--- START ---
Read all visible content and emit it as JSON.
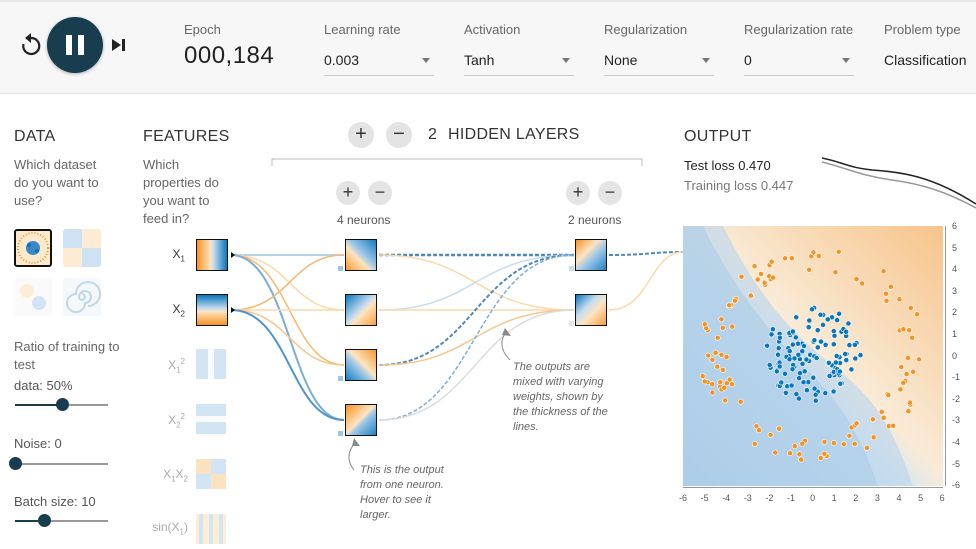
{
  "controls": {
    "epoch_label": "Epoch",
    "epoch_value": "000,184",
    "learning_rate_label": "Learning rate",
    "learning_rate_value": "0.003",
    "activation_label": "Activation",
    "activation_value": "Tanh",
    "regularization_label": "Regularization",
    "regularization_value": "None",
    "reg_rate_label": "Regularization rate",
    "reg_rate_value": "0",
    "problem_type_label": "Problem type",
    "problem_type_value": "Classification"
  },
  "data_panel": {
    "title": "DATA",
    "help": "Which dataset do you want to use?",
    "ratio_label": "Ratio of training to test",
    "ratio_value_label": "data:  50%",
    "ratio_value": 0.5,
    "noise_label": "Noise:  0",
    "noise_value": 0,
    "batch_label": "Batch size:  10",
    "batch_value": 0.3
  },
  "features_panel": {
    "title": "FEATURES",
    "help": "Which properties do you want to feed in?",
    "features": [
      "X1",
      "X2",
      "X1^2",
      "X2^2",
      "X1X2",
      "sin(X1)"
    ]
  },
  "hidden": {
    "count": "2",
    "title": "HIDDEN LAYERS",
    "layer1_neurons": "4 neurons",
    "layer2_neurons": "2 neurons",
    "plus": "+",
    "minus": "−"
  },
  "annotations": {
    "neuron_hint": "This is the output from one neuron. Hover to see it larger.",
    "weights_hint": "The outputs are mixed with varying weights, shown by the thickness of the lines."
  },
  "output": {
    "title": "OUTPUT",
    "test_loss_label": "Test loss",
    "test_loss": "0.470",
    "train_loss_label": "Training loss",
    "train_loss": "0.447",
    "x_ticks": [
      "-6",
      "-5",
      "-4",
      "-3",
      "-2",
      "-1",
      "0",
      "1",
      "2",
      "3",
      "4",
      "5",
      "6"
    ],
    "y_ticks": [
      "6",
      "5",
      "4",
      "3",
      "2",
      "1",
      "0",
      "-1",
      "-2",
      "-3",
      "-4",
      "-5",
      "-6"
    ]
  },
  "colors": {
    "blue": "#0877bd",
    "orange": "#f59322",
    "dark": "#183d4e"
  },
  "icons": [
    "reset-icon",
    "pause-icon",
    "step-icon"
  ]
}
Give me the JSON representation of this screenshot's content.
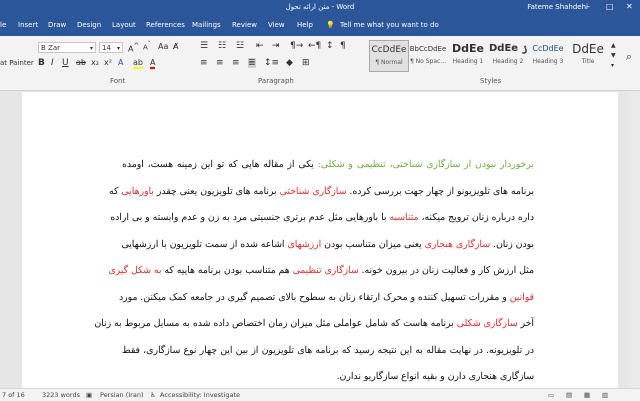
{
  "titlebar": {
    "doc_title": "متن ارائه تحول",
    "app": "Word",
    "user": "Fateme Shahdehi",
    "min": "–",
    "max": "□",
    "close": "✕"
  },
  "tabs": [
    "le",
    "Insert",
    "Draw",
    "Design",
    "Layout",
    "References",
    "Mailings",
    "Review",
    "View",
    "Help"
  ],
  "tell_me": "Tell me what you want to do",
  "ribbon": {
    "format_painter": "at Painter",
    "font_name": "B Zar",
    "font_size": "14",
    "groups": {
      "font": "Font",
      "paragraph": "Paragraph",
      "styles": "Styles"
    },
    "styles": [
      {
        "preview": "‎CcDdEe",
        "name": "¶ Normal"
      },
      {
        "preview": "BbCcDdEe",
        "name": "¶ No Spac..."
      },
      {
        "preview": "DdEe",
        "name": "Heading 1"
      },
      {
        "preview": "DdEe ۯ",
        "name": "Heading 2"
      },
      {
        "preview": "‎CcDdEe",
        "name": "Heading 3"
      },
      {
        "preview": "DdEe",
        "name": "Title"
      }
    ]
  },
  "document": {
    "lines": [
      [
        {
          "t": "برخوردار نبودن از سازگاری شناختی، تنظیمی و شکلی:",
          "c": "g"
        },
        {
          "t": " یکی از مقاله هایی که تو این زمینه هست، اومده"
        }
      ],
      [
        {
          "t": "برنامه های تلویزیونو از چهار جهت بررسی کرده. "
        },
        {
          "t": "سازگاری شناختی",
          "c": "r"
        },
        {
          "t": " برنامه های تلویزیون یعنی چقدر "
        },
        {
          "t": "باورهایی",
          "c": "r"
        },
        {
          "t": " که"
        }
      ],
      [
        {
          "t": "داره درباره زنان ترویج میکنه، "
        },
        {
          "t": "متناسبه",
          "c": "r"
        },
        {
          "t": " با باورهایی مثل عدم برتری جنسیتی مرد به زن و عدم وابسته و بی اراده"
        }
      ],
      [
        {
          "t": "بودن زنان. "
        },
        {
          "t": "سازگاری هنجاری",
          "c": "r"
        },
        {
          "t": " یعنی میزان متناسب بودن "
        },
        {
          "t": "ارزشهای",
          "c": "r"
        },
        {
          "t": " اشاعه شده از سمت تلویزیون با ارزشهایی"
        }
      ],
      [
        {
          "t": "مثل ارزش کار و فعالیت زنان در بیرون خونه. "
        },
        {
          "t": "سازگاری تنظیمی",
          "c": "r"
        },
        {
          "t": " هم متناسب بودن برنامه هاییه که "
        },
        {
          "t": "به شکل گیری",
          "c": "r"
        }
      ],
      [
        {
          "t": "قوانین",
          "c": "r"
        },
        {
          "t": " و مقررات تسهیل کننده و محرک ارتقاء زنان به سطوح بالای تصمیم گیری در جامعه کمک میکنن. مورد"
        }
      ],
      [
        {
          "t": "آخر "
        },
        {
          "t": "سازگاری شکلی",
          "c": "r"
        },
        {
          "t": " برنامه هاست که شامل عواملی مثل میزان زمان اختصاص داده شده به مسایل مربوط به زنان"
        }
      ],
      [
        {
          "t": "در تلویزیونه. در نهایت مقاله به این نتیجه رسید که برنامه های تلویزیون از بین این چهار نوع سازگاری، فقط"
        }
      ],
      [
        {
          "t": "سازگاری هنجاری دارن و بقیه انواع سازگاریو ندارن."
        }
      ]
    ]
  },
  "status": {
    "page": "7 of 16",
    "words": "3223 words",
    "language": "Persian (Iran)",
    "accessibility": "Accessibility: Investigate"
  }
}
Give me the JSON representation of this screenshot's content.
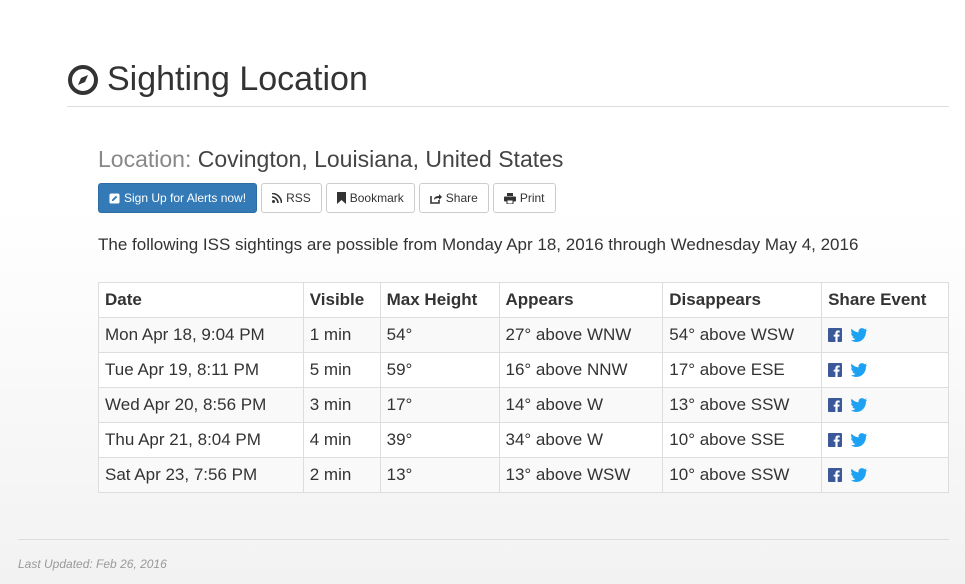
{
  "header": {
    "title": "Sighting Location"
  },
  "location": {
    "label": "Location:",
    "value": "Covington, Louisiana, United States"
  },
  "buttons": {
    "alerts": "Sign Up for Alerts now!",
    "rss": "RSS",
    "bookmark": "Bookmark",
    "share": "Share",
    "print": "Print"
  },
  "intro": "The following ISS sightings are possible from Monday Apr 18, 2016 through Wednesday May 4, 2016",
  "table": {
    "headers": [
      "Date",
      "Visible",
      "Max Height",
      "Appears",
      "Disappears",
      "Share Event"
    ],
    "rows": [
      [
        "Mon Apr 18, 9:04 PM",
        "1 min",
        "54°",
        "27° above WNW",
        "54° above WSW"
      ],
      [
        "Tue Apr 19, 8:11 PM",
        "5 min",
        "59°",
        "16° above NNW",
        "17° above ESE"
      ],
      [
        "Wed Apr 20, 8:56 PM",
        "3 min",
        "17°",
        "14° above W",
        "13° above SSW"
      ],
      [
        "Thu Apr 21, 8:04 PM",
        "4 min",
        "39°",
        "34° above W",
        "10° above SSE"
      ],
      [
        "Sat Apr 23, 7:56 PM",
        "2 min",
        "13°",
        "13° above WSW",
        "10° above SSW"
      ]
    ]
  },
  "footer": {
    "updated": "Last Updated: Feb 26, 2016"
  },
  "colors": {
    "primary": "#337ab7",
    "facebook": "#3b5998",
    "twitter": "#1da1f2"
  },
  "icons": [
    "compass-icon",
    "pencil-icon",
    "rss-icon",
    "bookmark-icon",
    "share-icon",
    "print-icon",
    "facebook-icon",
    "twitter-icon"
  ]
}
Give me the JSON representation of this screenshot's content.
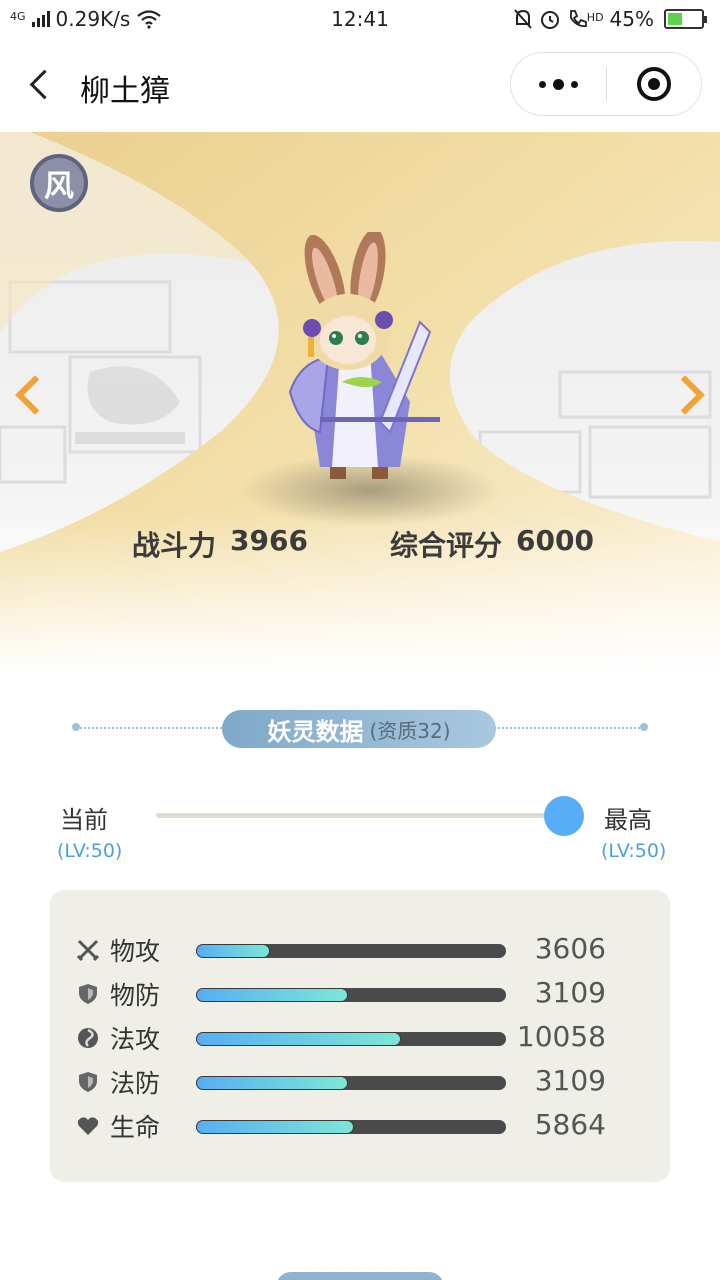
{
  "status_bar": {
    "network": "4G",
    "speed": "0.29K/s",
    "time": "12:41",
    "hd": "HD",
    "battery": "45%"
  },
  "nav": {
    "title": "柳土獐"
  },
  "hero": {
    "element_badge": "风",
    "power_label": "战斗力",
    "power_value": "3966",
    "score_label": "综合评分",
    "score_value": "6000"
  },
  "section": {
    "title": "妖灵数据",
    "subtitle": "(资质32)"
  },
  "level": {
    "current_label": "当前",
    "current_level": "(LV:50)",
    "max_label": "最高",
    "max_level": "(LV:50)",
    "slider_fraction": 1.0
  },
  "stats": [
    {
      "icon": "swords-icon",
      "name": "物攻",
      "value": "3606",
      "fraction": 0.24
    },
    {
      "icon": "shield-icon",
      "name": "物防",
      "value": "3109",
      "fraction": 0.49
    },
    {
      "icon": "swirl-icon",
      "name": "法攻",
      "value": "10058",
      "fraction": 0.66
    },
    {
      "icon": "shield-icon",
      "name": "法防",
      "value": "3109",
      "fraction": 0.49
    },
    {
      "icon": "heart-icon",
      "name": "生命",
      "value": "5864",
      "fraction": 0.51
    }
  ],
  "colors": {
    "accent_gold": "#f1a33a",
    "slider_blue": "#58aef6",
    "level_blue": "#4e9fe0",
    "panel_bg": "#f0efe7"
  }
}
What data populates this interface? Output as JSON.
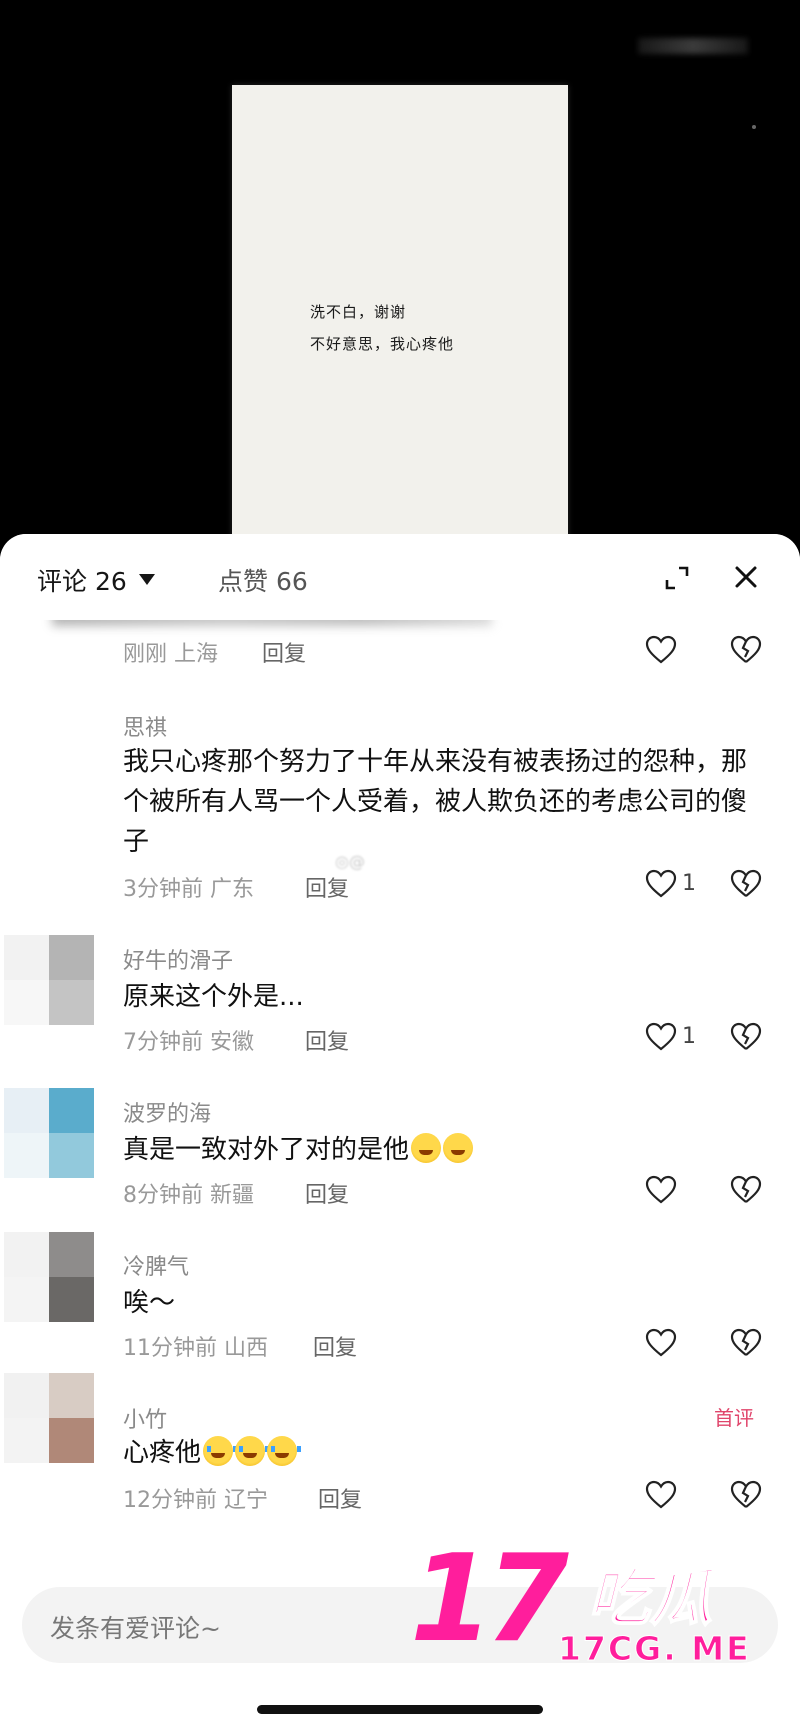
{
  "video": {
    "card_line1": "洗不白，谢谢",
    "card_line2": "不好意思，我心疼他"
  },
  "header": {
    "comments_tab": "评论 26",
    "likes_tab": "点赞 66"
  },
  "comments": [
    {
      "name": "",
      "text": "",
      "time": "刚刚",
      "location": "上海",
      "reply": "回复",
      "likes": ""
    },
    {
      "name": "思祺",
      "text": "我只心疼那个努力了十年从来没有被表扬过的怨种，那个被所有人骂一个人受着，被人欺负还的考虑公司的傻子",
      "time": "3分钟前",
      "location": "广东",
      "reply": "回复",
      "likes": "1"
    },
    {
      "name": "好牛的滑子",
      "text": "原来这个外是...",
      "time": "7分钟前",
      "location": "安徽",
      "reply": "回复",
      "likes": "1"
    },
    {
      "name": "波罗的海",
      "text": "真是一致对外了对的是他",
      "time": "8分钟前",
      "location": "新疆",
      "reply": "回复",
      "likes": ""
    },
    {
      "name": "冷脾气",
      "text": "唉～",
      "time": "11分钟前",
      "location": "山西",
      "reply": "回复",
      "likes": ""
    },
    {
      "name": "小竹",
      "text": "心疼他",
      "time": "12分钟前",
      "location": "辽宁",
      "reply": "回复",
      "likes": "",
      "badge": "首评"
    }
  ],
  "input": {
    "placeholder": "发条有爱评论~"
  },
  "watermark": {
    "number": "17",
    "name": "吃瓜",
    "url": "17CG. ME"
  },
  "colors": {
    "accent": "#ff1e9c",
    "badge": "#e0456b"
  },
  "icons": [
    "expand-icon",
    "close-icon",
    "heart-icon",
    "broken-heart-icon",
    "caret-down-icon"
  ]
}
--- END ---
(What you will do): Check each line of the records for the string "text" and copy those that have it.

(Written answer):
      "text": "",
      "text": "我只心疼那个努力了十年从来没有被表扬过的怨种，那个被所有人骂一个人受着，被人欺负还的考虑公司的傻子",
      "text": "原来这个外是...",
      "text": "真是一致对外了对的是他",
      "text": "唉～",
      "text": "心疼他",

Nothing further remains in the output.